Five worst DIY and decorating shops
Customer service and store experience are important to shoppers looking for DIY and decorating supplies, and the five retailers in the table below failed to impress on either measure. One was also given just one star out of five for product quality and range, meaning you could be left with a DIY disaster.
|10||B&M Home Store||59%|
While it’s not a traditional DIY or decorating shop, The Range has remained open during the coronavirus pandemic, as it sells food, toiletries, cleaning products, loo roll and pet supplies. It also introduced a 10% discount for NHS and HSE staff, which has been extended for the whole of June.
How we rated high street shops
Our survey was conducted two months before lockdown, and is reflective of customers’ experiences in the six months until January 2020.
We surveyed 7,184 Which? members on their experiences shopping for products within 10 categories – those included above, plus beauty and health, entertainment, furniture and homeware, household appliances, outdoor and sporting equipment, tech products, and stationery, crafts and gifting.
Customer scores are based on satisfaction with the shop on their last visit and the likelihood of recommending it.
- Find out more: latest news on shops reopening
What will the rules be for shops that are reopening?
The UK government has said that non-essential shops in England can reopen from 15 June. In Northern Ireland, all shops can reopen from today (12 June) but there are currently no set dates for reopening in Scotland or Wales.
Shops have been given detailed guidelines on how to operate in a safe manner, which will limit the potential spread of coronavirus. Recommended measures include:
- Limiting the number of customers in stores
- Installing signage to explain social distancing measures inside and outside the store
- Markings inside and outside stores to indicate correct queue distancing
- Installing cleaning/hand sanitiser stations
- Encouraging cashless purchases
- Installing screens to protect staff at tills
- Quarantining items that have been returned by customers.
Our full story on shops reopening contains more details.
Experts at data firm Springboard expect a surge of shoppers when stores reopen, while the BBC says that there are likely to be huge discounts on offer, with retailers desperate to shift stock that’s been sitting there since lockdown began in March.
While this may mean you can expect sales, it could also spell crowds or long queues. Our guides can help you stay safe while venturing out to the shops:

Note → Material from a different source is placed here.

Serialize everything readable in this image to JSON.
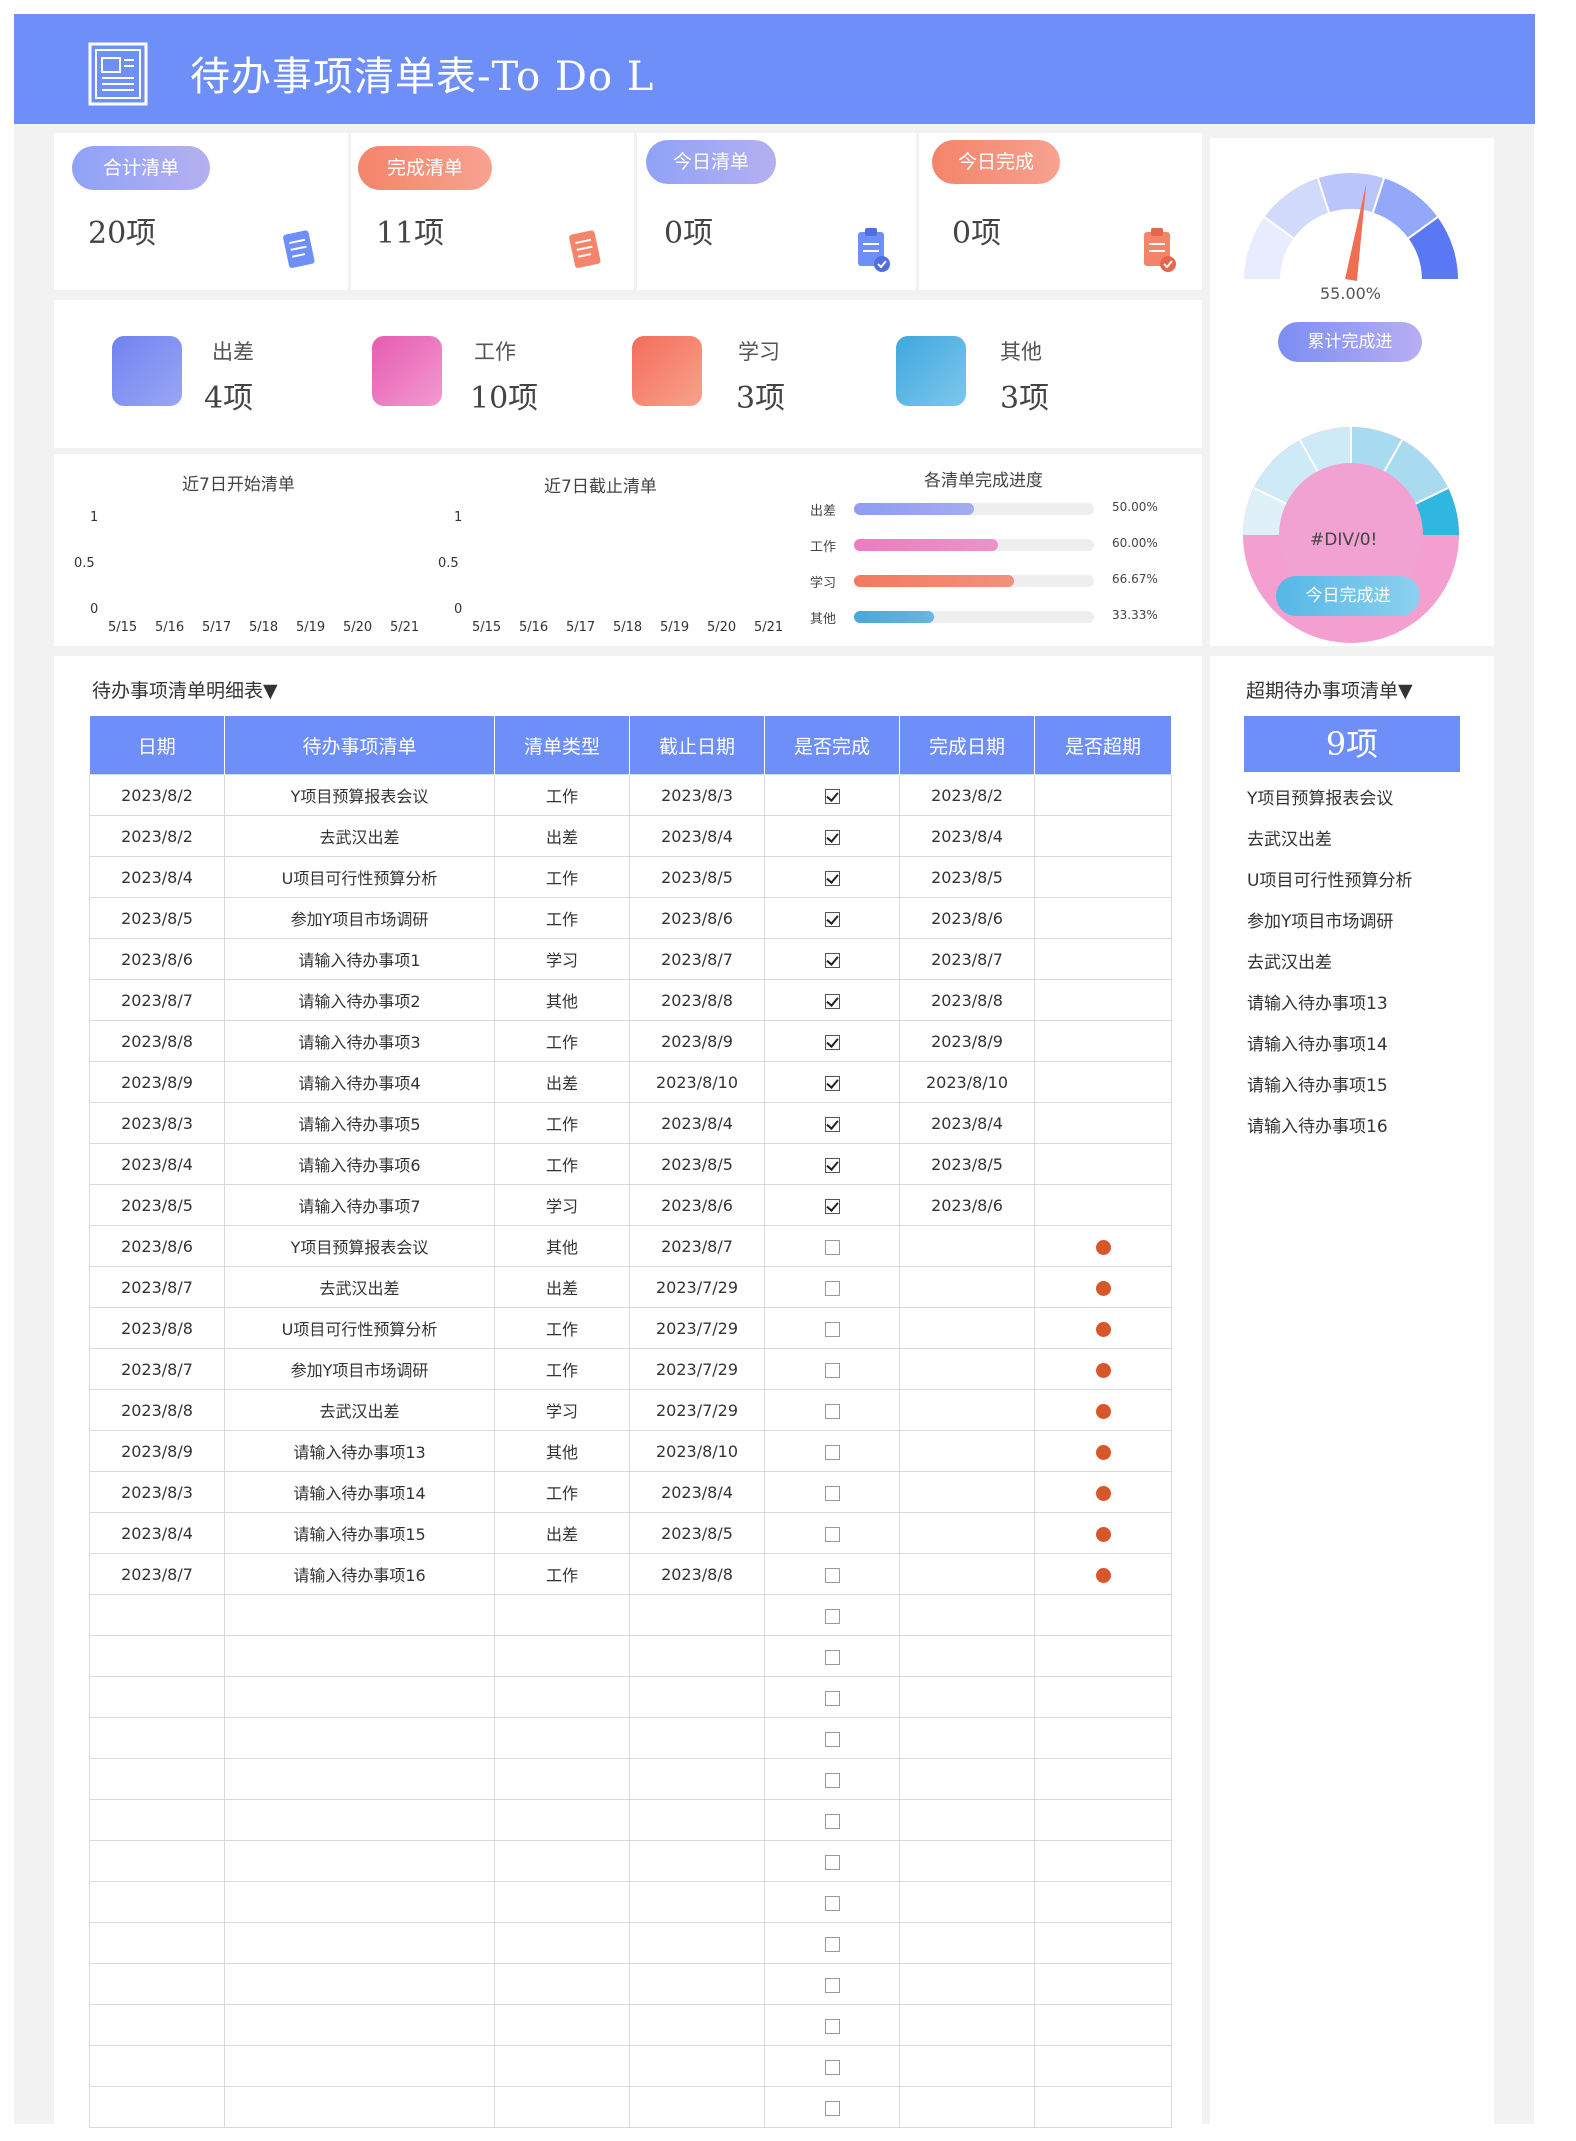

- Face mask buying guide
- Hand hygiene – what you need to know
- How to protect yourself and others
- Shopping safely at the supermarket
Get the latest updates with coronavirus news and advice from Which?.